Some people live organized, uncluttered lives. Me, I’m a messy, mixed-media kind of girl. I use every crayon in the Crayola box, and I’m not afraid to color outside the lines–most of the time, anyway. But there’s a certain comfort that comes of boundaries, of brushing preset colors into numbered spaces on a printed canvas.
And so it was with my sister Heidi, the impish little girl who eventually learned to play it safe. She had a wild streak in her, and she told
whoppers stories like no one’s business. But life stripped away much of her sass, mostly before she reached adulthood. Over the course of many years, Multiple Sclerosis ravaged her limbs and organs. She was first confined to a wheelchair, and then a hospital bed with side rails. She could have given up, but no. Radio tuned to Christian broadcasts, brushes clenched between palsied fingers, Heidi propped herself up and painted.
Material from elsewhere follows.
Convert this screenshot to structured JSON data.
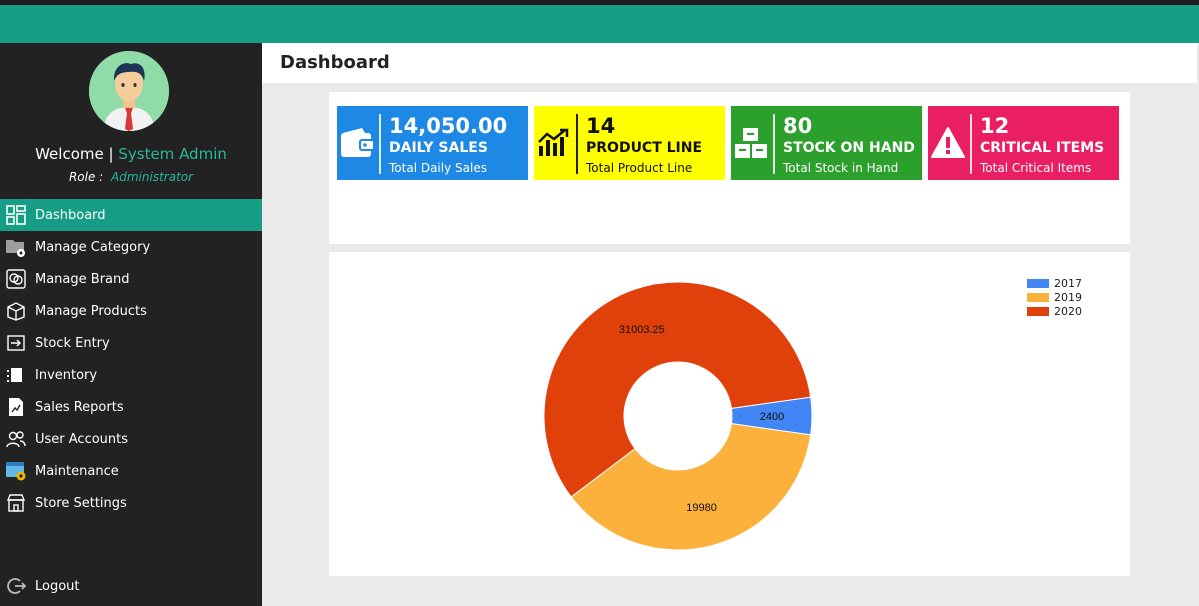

To a trained artist, Paint By Number sets might seem a little tacky. To an unfettered soul, they’re probably too restricting. But for someone as isolated as Heidi was–surrounded by colorless walls in a sterile bedroom–they afford a creative outlet. Wings, if you will. They encouraged her to dream about places she’d never seen and probably never would. They gave her a voice, one that told the outside world: “I am here, I am capable, I am.
It's Heidi's birthday today, and I find myself staring at this painting (a gift she gave me just last summer), find myself thinking about why it is that I haven't framed it yet. It’s as if, in doing so, I’d be placing boundaries around the artist herself…around Heidi, the mischievous little girl who doesn’t have to color inside the lines, ever again.